● **What the exercise asks**: Below are records; count the lines among them that include the string "data", and state only the number.

-*-*-

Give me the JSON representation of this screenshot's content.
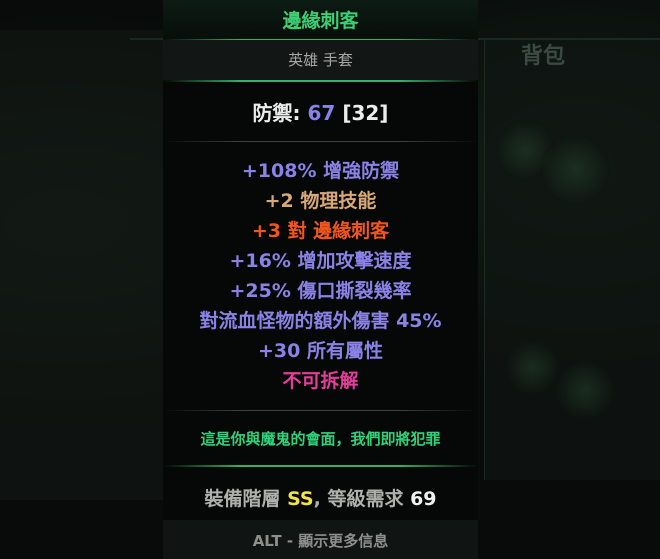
{
  "background": {
    "panel_title": "背包"
  },
  "tooltip": {
    "item_name": "邊緣刺客",
    "item_type": "英雄 手套",
    "defense": {
      "label": "防禦:",
      "value": "67",
      "base": "[32]"
    },
    "affixes": [
      {
        "text": "+108% 增強防禦",
        "color": "#8a82e6"
      },
      {
        "text": "+2 物理技能",
        "color": "#d9a877"
      },
      {
        "text": "+3 對  邊緣刺客",
        "color": "#f2561d"
      },
      {
        "text": "+16% 增加攻擊速度",
        "color": "#8a82e6"
      },
      {
        "text": "+25% 傷口撕裂幾率",
        "color": "#8a82e6"
      },
      {
        "text": "對流血怪物的額外傷害 45%",
        "color": "#8a82e6"
      },
      {
        "text": "+30 所有屬性",
        "color": "#8a82e6"
      },
      {
        "text": "不可拆解",
        "color": "#e43d9a"
      }
    ],
    "flavor_text": "這是你與魔鬼的會面，我們即將犯罪",
    "requirement": {
      "prefix": "裝備階層 ",
      "tier": "SS",
      "middle": ", 等級需求 ",
      "level": "69"
    },
    "alt_hint": "ALT - 顯示更多信息"
  },
  "colors": {
    "name_green": "#3ccf74",
    "affix_blue": "#8a82e6",
    "affix_tan": "#d9a877",
    "affix_orange": "#f2561d",
    "affix_pink": "#e43d9a",
    "tier_yellow": "#f2e24a"
  }
}
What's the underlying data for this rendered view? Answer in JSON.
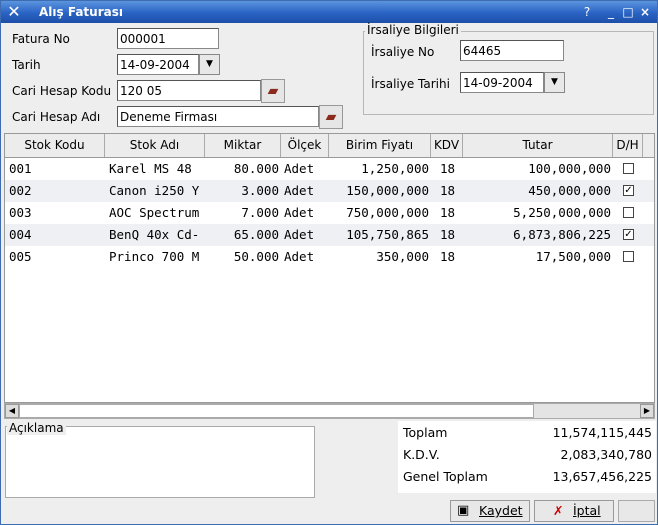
{
  "window": {
    "title": "Alış Faturası",
    "controls": [
      "?",
      "_",
      "□",
      "×"
    ]
  },
  "form": {
    "fatura_no_label": "Fatura No",
    "fatura_no": "000001",
    "tarih_label": "Tarih",
    "tarih": "14-09-2004",
    "cari_kodu_label": "Cari Hesap Kodu",
    "cari_kodu": "120 05",
    "cari_adi_label": "Cari Hesap Adı",
    "cari_adi": "Deneme Firması"
  },
  "irsaliye": {
    "group_title": "İrsaliye Bilgileri",
    "no_label": "İrsaliye No",
    "no": "64465",
    "tarih_label": "İrsaliye Tarihi",
    "tarih": "14-09-2004"
  },
  "table": {
    "headers": [
      "Stok Kodu",
      "Stok Adı",
      "Miktar",
      "Ölçek",
      "Birim Fiyatı",
      "KDV",
      "Tutar",
      "D/H"
    ],
    "rows": [
      {
        "kod": "001",
        "ad": "Karel MS 48",
        "miktar": "80.000",
        "olcek": "Adet",
        "fiyat": "1,250,000",
        "kdv": "18",
        "tutar": "100,000,000",
        "dh": false
      },
      {
        "kod": "002",
        "ad": "Canon i250 Y",
        "miktar": "3.000",
        "olcek": "Adet",
        "fiyat": "150,000,000",
        "kdv": "18",
        "tutar": "450,000,000",
        "dh": true
      },
      {
        "kod": "003",
        "ad": "AOC Spectrum",
        "miktar": "7.000",
        "olcek": "Adet",
        "fiyat": "750,000,000",
        "kdv": "18",
        "tutar": "5,250,000,000",
        "dh": false
      },
      {
        "kod": "004",
        "ad": "BenQ 40x Cd-",
        "miktar": "65.000",
        "olcek": "Adet",
        "fiyat": "105,750,865",
        "kdv": "18",
        "tutar": "6,873,806,225",
        "dh": true
      },
      {
        "kod": "005",
        "ad": "Princo 700 M",
        "miktar": "50.000",
        "olcek": "Adet",
        "fiyat": "350,000",
        "kdv": "18",
        "tutar": "17,500,000",
        "dh": false
      }
    ]
  },
  "aciklama": {
    "label": "Açıklama",
    "value": ""
  },
  "totals": {
    "toplam_label": "Toplam",
    "toplam": "11,574,115,445",
    "kdv_label": "K.D.V.",
    "kdv": "2,083,340,780",
    "genel_label": "Genel Toplam",
    "genel": "13,657,456,225"
  },
  "buttons": {
    "kaydet": "Kaydet",
    "iptal": "İptal"
  }
}
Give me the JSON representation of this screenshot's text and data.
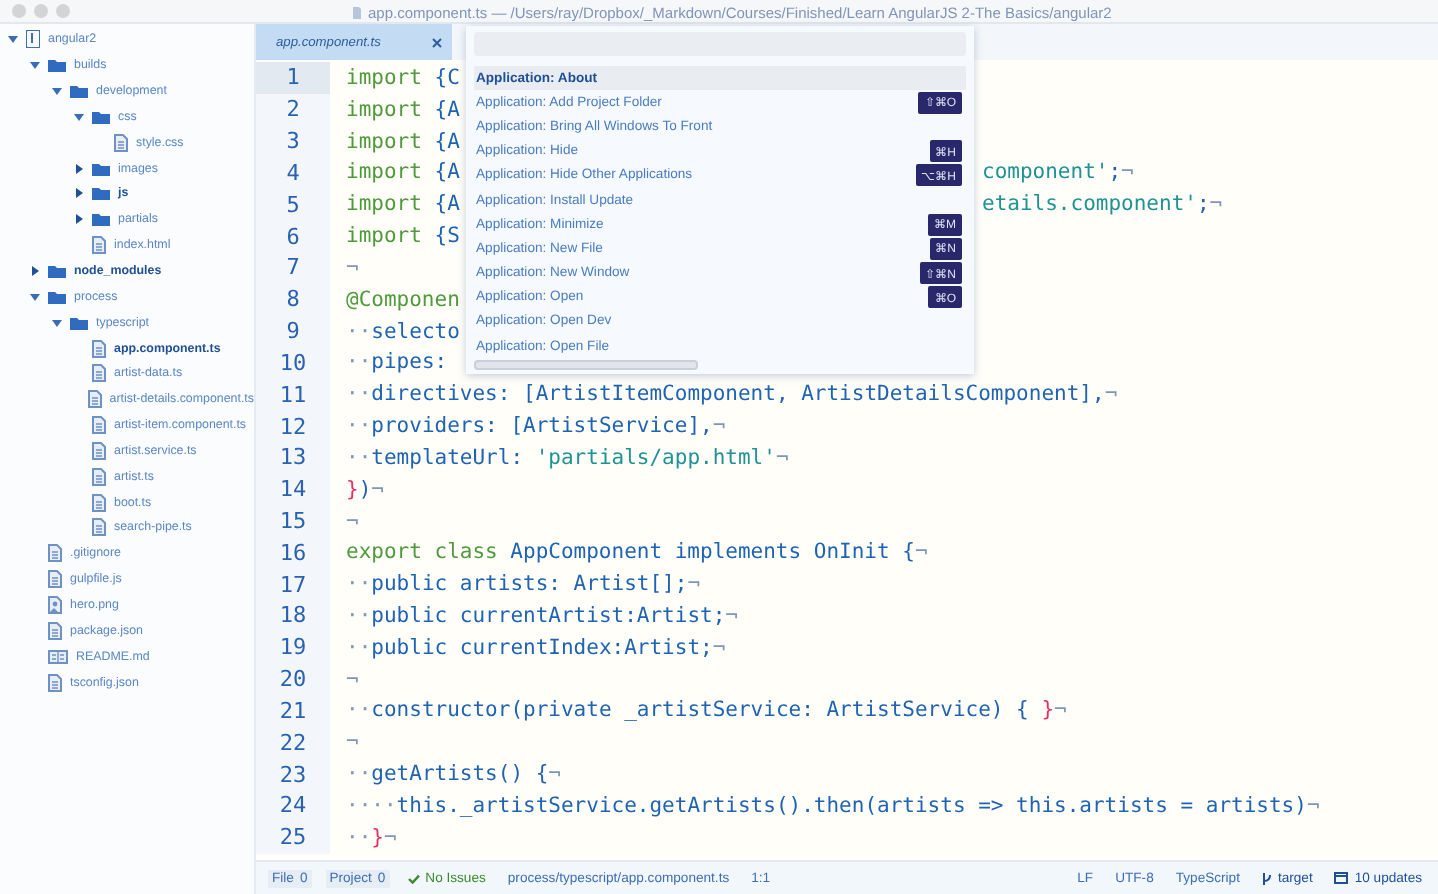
{
  "window": {
    "title": "app.component.ts — /Users/ray/Dropbox/_Markdown/Courses/Finished/Learn AngularJS 2-The Basics/angular2"
  },
  "tree": [
    {
      "label": "angular2",
      "kind": "repo",
      "expanded": true,
      "children": [
        {
          "label": "builds",
          "kind": "folder",
          "expanded": true,
          "children": [
            {
              "label": "development",
              "kind": "folder",
              "expanded": true,
              "children": [
                {
                  "label": "css",
                  "kind": "folder",
                  "expanded": true,
                  "children": [
                    {
                      "label": "style.css",
                      "kind": "file",
                      "selected": false,
                      "emphasized": false
                    }
                  ],
                  "emphasized": false
                },
                {
                  "label": "images",
                  "kind": "folder",
                  "expanded": false,
                  "emphasized": false
                },
                {
                  "label": "js",
                  "kind": "folder",
                  "expanded": false,
                  "emphasized": true
                },
                {
                  "label": "partials",
                  "kind": "folder",
                  "expanded": false,
                  "emphasized": false
                },
                {
                  "label": "index.html",
                  "kind": "file",
                  "selected": false,
                  "emphasized": false
                }
              ],
              "emphasized": false
            }
          ],
          "emphasized": false
        },
        {
          "label": "node_modules",
          "kind": "folder",
          "expanded": false,
          "emphasized": true
        },
        {
          "label": "process",
          "kind": "folder",
          "expanded": true,
          "emphasized": false,
          "children": [
            {
              "label": "typescript",
              "kind": "folder",
              "expanded": true,
              "emphasized": false,
              "children": [
                {
                  "label": "app.component.ts",
                  "kind": "file",
                  "selected": true,
                  "emphasized": false
                },
                {
                  "label": "artist-data.ts",
                  "kind": "file",
                  "selected": false,
                  "emphasized": false
                },
                {
                  "label": "artist-details.component.ts",
                  "kind": "file",
                  "selected": false,
                  "emphasized": false
                },
                {
                  "label": "artist-item.component.ts",
                  "kind": "file",
                  "selected": false,
                  "emphasized": false
                },
                {
                  "label": "artist.service.ts",
                  "kind": "file",
                  "selected": false,
                  "emphasized": false
                },
                {
                  "label": "artist.ts",
                  "kind": "file",
                  "selected": false,
                  "emphasized": false
                },
                {
                  "label": "boot.ts",
                  "kind": "file",
                  "selected": false,
                  "emphasized": false
                },
                {
                  "label": "search-pipe.ts",
                  "kind": "file",
                  "selected": false,
                  "emphasized": false
                }
              ]
            }
          ]
        },
        {
          "label": ".gitignore",
          "kind": "file",
          "selected": false,
          "emphasized": false
        },
        {
          "label": "gulpfile.js",
          "kind": "file",
          "selected": false,
          "emphasized": false
        },
        {
          "label": "hero.png",
          "kind": "image",
          "selected": false,
          "emphasized": false
        },
        {
          "label": "package.json",
          "kind": "file",
          "selected": false,
          "emphasized": false
        },
        {
          "label": "README.md",
          "kind": "readme",
          "selected": false,
          "emphasized": false
        },
        {
          "label": "tsconfig.json",
          "kind": "file",
          "selected": false,
          "emphasized": false
        }
      ],
      "emphasized": false
    }
  ],
  "tabs": [
    {
      "label": "app.component.ts",
      "selected": true
    }
  ],
  "editor": {
    "lines": [
      {
        "number": "1",
        "current": true,
        "tokens": [
          {
            "kind": "keyword",
            "text": "import"
          },
          {
            "kind": "name",
            "text": " {C"
          }
        ]
      },
      {
        "number": "2",
        "current": false,
        "tokens": [
          {
            "kind": "keyword",
            "text": "import"
          },
          {
            "kind": "name",
            "text": " {A"
          }
        ]
      },
      {
        "number": "3",
        "current": false,
        "tokens": [
          {
            "kind": "keyword",
            "text": "import"
          },
          {
            "kind": "name",
            "text": " {A"
          }
        ]
      },
      {
        "number": "4",
        "current": false,
        "tokens": [
          {
            "kind": "keyword",
            "text": "import"
          },
          {
            "kind": "name",
            "text": " {A"
          }
        ],
        "tail": [
          {
            "kind": "string",
            "text": "component'"
          },
          {
            "kind": "name",
            "text": ";"
          },
          {
            "kind": "invisible",
            "text": "¬"
          }
        ]
      },
      {
        "number": "5",
        "current": false,
        "tokens": [
          {
            "kind": "keyword",
            "text": "import"
          },
          {
            "kind": "name",
            "text": " {A"
          }
        ],
        "tail": [
          {
            "kind": "string",
            "text": "etails.component'"
          },
          {
            "kind": "name",
            "text": ";"
          },
          {
            "kind": "invisible",
            "text": "¬"
          }
        ]
      },
      {
        "number": "6",
        "current": false,
        "tokens": [
          {
            "kind": "keyword",
            "text": "import"
          },
          {
            "kind": "name",
            "text": " {S"
          }
        ]
      },
      {
        "number": "7",
        "current": false,
        "tokens": [
          {
            "kind": "invisible",
            "text": "¬"
          }
        ]
      },
      {
        "number": "8",
        "current": false,
        "tokens": [
          {
            "kind": "keyword",
            "text": "@Componen"
          }
        ]
      },
      {
        "number": "9",
        "current": false,
        "tokens": [
          {
            "kind": "invisible",
            "text": "··"
          },
          {
            "kind": "name",
            "text": "selecto"
          }
        ]
      },
      {
        "number": "10",
        "current": false,
        "tokens": [
          {
            "kind": "invisible",
            "text": "··"
          },
          {
            "kind": "name",
            "text": "pipes:"
          }
        ]
      },
      {
        "number": "11",
        "current": false,
        "tokens": [
          {
            "kind": "invisible",
            "text": "··"
          },
          {
            "kind": "name",
            "text": "directives: [ArtistItemComponent, ArtistDetailsComponent],"
          },
          {
            "kind": "invisible",
            "text": "¬"
          }
        ]
      },
      {
        "number": "12",
        "current": false,
        "tokens": [
          {
            "kind": "invisible",
            "text": "··"
          },
          {
            "kind": "name",
            "text": "providers: [ArtistService],"
          },
          {
            "kind": "invisible",
            "text": "¬"
          }
        ]
      },
      {
        "number": "13",
        "current": false,
        "tokens": [
          {
            "kind": "invisible",
            "text": "··"
          },
          {
            "kind": "name",
            "text": "templateUrl: "
          },
          {
            "kind": "string",
            "text": "'partials/app.html'"
          },
          {
            "kind": "invisible",
            "text": "¬"
          }
        ]
      },
      {
        "number": "14",
        "current": false,
        "tokens": [
          {
            "kind": "brace",
            "text": "}"
          },
          {
            "kind": "name",
            "text": ")"
          },
          {
            "kind": "invisible",
            "text": "¬"
          }
        ]
      },
      {
        "number": "15",
        "current": false,
        "tokens": [
          {
            "kind": "invisible",
            "text": "¬"
          }
        ]
      },
      {
        "number": "16",
        "current": false,
        "tokens": [
          {
            "kind": "keyword",
            "text": "export class"
          },
          {
            "kind": "name",
            "text": " AppComponent implements OnInit {"
          },
          {
            "kind": "invisible",
            "text": "¬"
          }
        ]
      },
      {
        "number": "17",
        "current": false,
        "tokens": [
          {
            "kind": "invisible",
            "text": "··"
          },
          {
            "kind": "name",
            "text": "public artists: Artist[];"
          },
          {
            "kind": "invisible",
            "text": "¬"
          }
        ]
      },
      {
        "number": "18",
        "current": false,
        "tokens": [
          {
            "kind": "invisible",
            "text": "··"
          },
          {
            "kind": "name",
            "text": "public currentArtist:Artist;"
          },
          {
            "kind": "invisible",
            "text": "¬"
          }
        ]
      },
      {
        "number": "19",
        "current": false,
        "tokens": [
          {
            "kind": "invisible",
            "text": "··"
          },
          {
            "kind": "name",
            "text": "public currentIndex:Artist;"
          },
          {
            "kind": "invisible",
            "text": "¬"
          }
        ]
      },
      {
        "number": "20",
        "current": false,
        "tokens": [
          {
            "kind": "invisible",
            "text": "¬"
          }
        ]
      },
      {
        "number": "21",
        "current": false,
        "tokens": [
          {
            "kind": "invisible",
            "text": "··"
          },
          {
            "kind": "name",
            "text": "constructor(private _artistService: ArtistService) { "
          },
          {
            "kind": "brace",
            "text": "}"
          },
          {
            "kind": "invisible",
            "text": "¬"
          }
        ]
      },
      {
        "number": "22",
        "current": false,
        "tokens": [
          {
            "kind": "invisible",
            "text": "¬"
          }
        ]
      },
      {
        "number": "23",
        "current": false,
        "tokens": [
          {
            "kind": "invisible",
            "text": "··"
          },
          {
            "kind": "name",
            "text": "getArtists() {"
          },
          {
            "kind": "invisible",
            "text": "¬"
          }
        ]
      },
      {
        "number": "24",
        "current": false,
        "tokens": [
          {
            "kind": "invisible",
            "text": "····"
          },
          {
            "kind": "name",
            "text": "this._artistService.getArtists().then(artists => this.artists = artists)"
          },
          {
            "kind": "invisible",
            "text": "¬"
          }
        ]
      },
      {
        "number": "25",
        "current": false,
        "tokens": [
          {
            "kind": "invisible",
            "text": "··"
          },
          {
            "kind": "brace",
            "text": "}"
          },
          {
            "kind": "invisible",
            "text": "¬"
          }
        ]
      }
    ]
  },
  "command_palette": {
    "items": [
      {
        "label": "Application: About",
        "selected": true
      },
      {
        "label": "Application: Add Project Folder",
        "selected": false,
        "shortcut": "⇧⌘O"
      },
      {
        "label": "Application: Bring All Windows To Front",
        "selected": false
      },
      {
        "label": "Application: Hide",
        "selected": false,
        "shortcut": "⌘H"
      },
      {
        "label": "Application: Hide Other Applications",
        "selected": false,
        "shortcut": "⌥⌘H"
      },
      {
        "label": "Application: Install Update",
        "selected": false
      },
      {
        "label": "Application: Minimize",
        "selected": false,
        "shortcut": "⌘M"
      },
      {
        "label": "Application: New File",
        "selected": false,
        "shortcut": "⌘N"
      },
      {
        "label": "Application: New Window",
        "selected": false,
        "shortcut": "⇧⌘N"
      },
      {
        "label": "Application: Open",
        "selected": false,
        "shortcut": "⌘O"
      },
      {
        "label": "Application: Open Dev",
        "selected": false
      },
      {
        "label": "Application: Open File",
        "selected": false
      }
    ]
  },
  "status_bar": {
    "left": [
      {
        "kind": "counter",
        "label": "File",
        "count": "0"
      },
      {
        "kind": "counter",
        "label": "Project",
        "count": "0"
      },
      {
        "kind": "lint",
        "label": "No Issues"
      },
      {
        "kind": "text",
        "label": "process/typescript/app.component.ts"
      },
      {
        "kind": "text",
        "label": "1:1"
      }
    ],
    "right": [
      {
        "kind": "text",
        "label": "LF"
      },
      {
        "kind": "text",
        "label": "UTF-8"
      },
      {
        "kind": "text",
        "label": "TypeScript"
      },
      {
        "kind": "branch",
        "label": "target"
      },
      {
        "kind": "updates",
        "label": "10 updates"
      }
    ]
  }
}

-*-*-

● **Result of this exercise**: 3